Thessaloniki is one of the most important shopping centers of Byzantium. The founders of the Cyril and Methodius Glagolitic were born in the town. In 1204, Thessaloniki was conquered by the Crusaders who participated in the Fourth Crusade and was proclaimed the capital of Thessaloniki Margraph. In 1207, Tsar Kaloyan was in front of Thessaloniki’s gates and was about to take over the city, but was betrayed by his wife, the Celgouba, and killed by Boril. In 1224 the city became the domain of the Epirus despotism. In 1235 Tsar Ivan Asen II subjugated the Epirus despotism and its territories became vassal of Bulgaria. After the death of Tsar Ivan Assen II, the Bulgarian state was weakened and in 1246 the Nicaean Empire joined Thessaloniki.

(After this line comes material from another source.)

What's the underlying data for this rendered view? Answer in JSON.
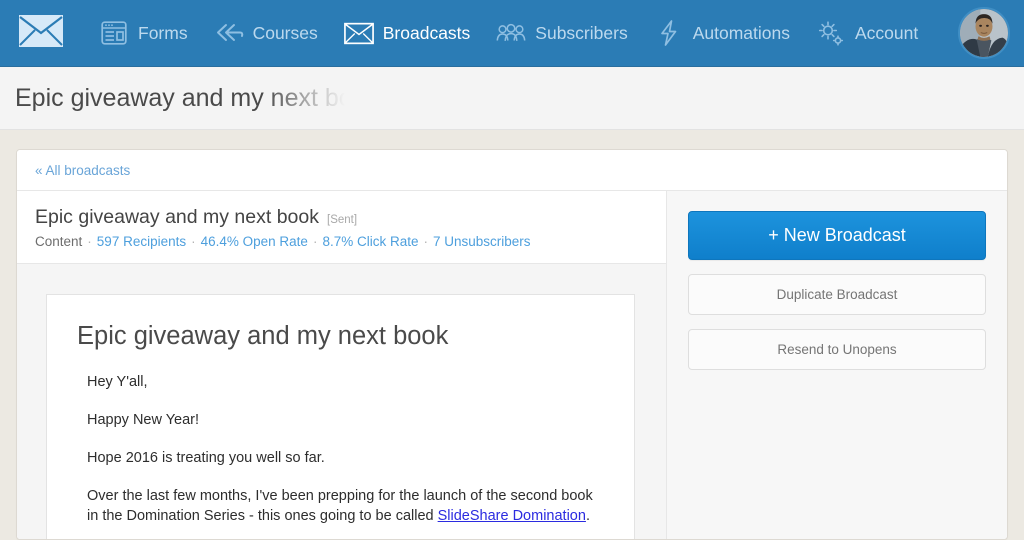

The Ottoman troops led by Hayredin Pasha conquered Salonika in April 1387 after a long siege. Soon the Turks returned the city to Byzantium. Later, in the invasions of the Ottoman Turks in the region, due to impossibility to defend Thessalonica, Manuel II Palaiologus handed it over to Venice in 1423. The city remained in Venetian hands until March 29, 1430, when it was captured by Sultan Murad II after an eight-year blockade of land. In 1492, after the persecution of Sephardic Jews in Spain, some of them settled in Thessaloniki. The city is becoming one of the largest Jewish centers not only in the Balkans.